* Exercise prompt: Search the entries for the word "show" and pull out each line that has it.

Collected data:

------------

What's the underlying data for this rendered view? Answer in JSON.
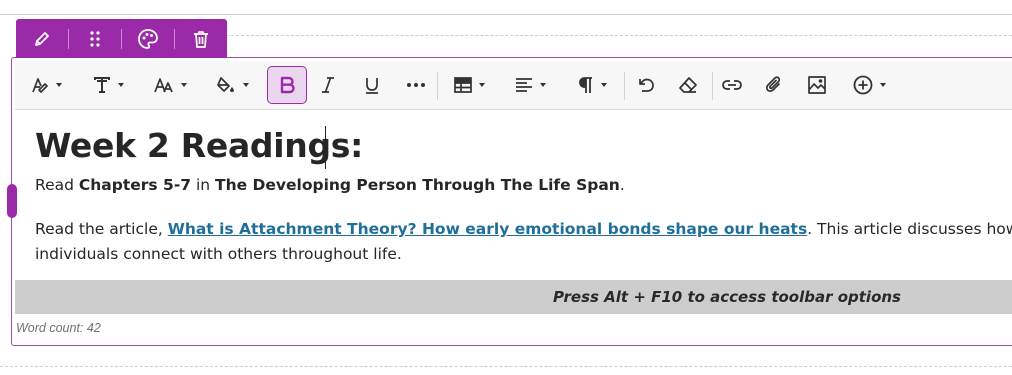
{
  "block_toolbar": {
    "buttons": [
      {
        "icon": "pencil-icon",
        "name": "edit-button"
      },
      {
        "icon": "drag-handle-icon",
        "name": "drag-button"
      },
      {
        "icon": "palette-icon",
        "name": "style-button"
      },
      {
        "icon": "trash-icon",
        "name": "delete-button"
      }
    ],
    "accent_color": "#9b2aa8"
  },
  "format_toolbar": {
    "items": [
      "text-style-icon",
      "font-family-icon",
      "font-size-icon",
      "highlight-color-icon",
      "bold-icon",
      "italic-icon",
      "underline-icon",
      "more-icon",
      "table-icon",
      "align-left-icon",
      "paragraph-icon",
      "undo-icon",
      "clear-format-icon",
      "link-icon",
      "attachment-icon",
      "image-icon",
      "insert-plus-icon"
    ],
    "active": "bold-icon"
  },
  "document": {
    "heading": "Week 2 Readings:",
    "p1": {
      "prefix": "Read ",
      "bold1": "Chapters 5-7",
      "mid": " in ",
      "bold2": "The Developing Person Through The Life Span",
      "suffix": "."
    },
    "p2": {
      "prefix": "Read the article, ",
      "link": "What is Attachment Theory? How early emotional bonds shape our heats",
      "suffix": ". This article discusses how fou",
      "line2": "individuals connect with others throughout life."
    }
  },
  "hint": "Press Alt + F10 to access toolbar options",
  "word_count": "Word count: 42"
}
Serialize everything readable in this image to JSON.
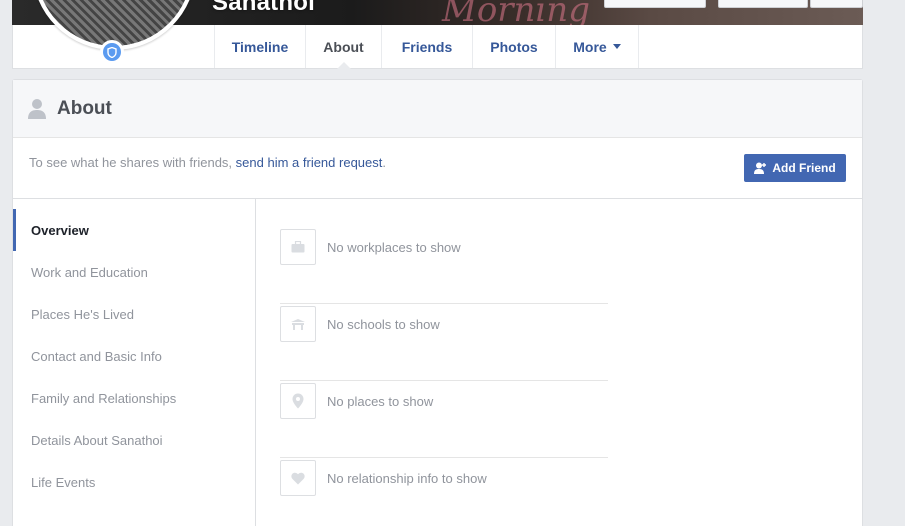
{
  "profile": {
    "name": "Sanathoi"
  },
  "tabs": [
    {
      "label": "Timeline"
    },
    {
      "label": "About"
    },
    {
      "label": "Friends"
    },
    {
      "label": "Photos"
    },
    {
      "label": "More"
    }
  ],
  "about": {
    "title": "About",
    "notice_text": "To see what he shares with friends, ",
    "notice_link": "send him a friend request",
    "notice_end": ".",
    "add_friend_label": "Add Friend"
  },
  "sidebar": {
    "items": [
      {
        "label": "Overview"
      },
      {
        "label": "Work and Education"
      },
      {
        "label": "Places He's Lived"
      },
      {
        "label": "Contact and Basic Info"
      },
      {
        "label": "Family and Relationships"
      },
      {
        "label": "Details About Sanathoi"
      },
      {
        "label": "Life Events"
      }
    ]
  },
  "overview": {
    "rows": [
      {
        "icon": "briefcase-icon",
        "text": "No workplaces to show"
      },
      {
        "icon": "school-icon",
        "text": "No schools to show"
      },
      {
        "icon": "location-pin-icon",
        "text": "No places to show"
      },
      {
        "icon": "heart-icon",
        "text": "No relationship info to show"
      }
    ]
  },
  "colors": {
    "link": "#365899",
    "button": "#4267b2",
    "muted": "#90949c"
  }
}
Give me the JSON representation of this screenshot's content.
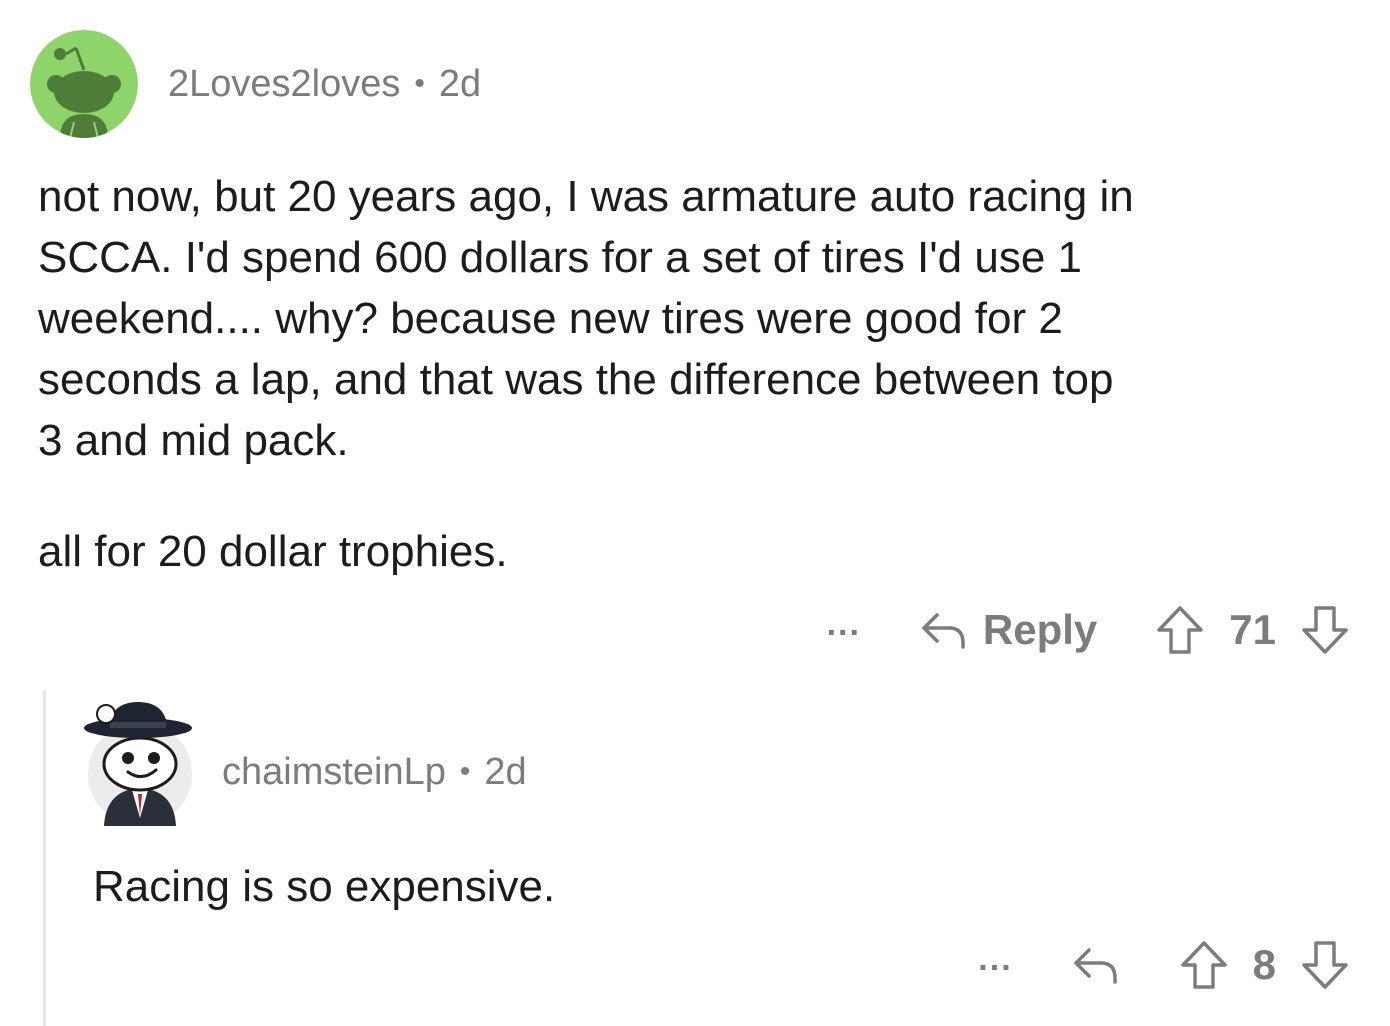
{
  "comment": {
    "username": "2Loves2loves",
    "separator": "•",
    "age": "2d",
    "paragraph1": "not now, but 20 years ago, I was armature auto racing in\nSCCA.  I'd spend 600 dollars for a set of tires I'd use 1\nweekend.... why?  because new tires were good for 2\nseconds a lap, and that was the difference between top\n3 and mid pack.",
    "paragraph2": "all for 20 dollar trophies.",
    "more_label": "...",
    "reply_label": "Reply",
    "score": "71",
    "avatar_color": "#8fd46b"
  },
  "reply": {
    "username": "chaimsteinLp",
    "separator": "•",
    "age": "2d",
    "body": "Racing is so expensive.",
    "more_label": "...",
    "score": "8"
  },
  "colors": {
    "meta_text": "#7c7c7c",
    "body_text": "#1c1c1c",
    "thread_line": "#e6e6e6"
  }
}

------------

* Output of the task:
        "text": "No workplaces to show"
        "text": "No schools to show"
        "text": "No places to show"
        "text": "No relationship info to show"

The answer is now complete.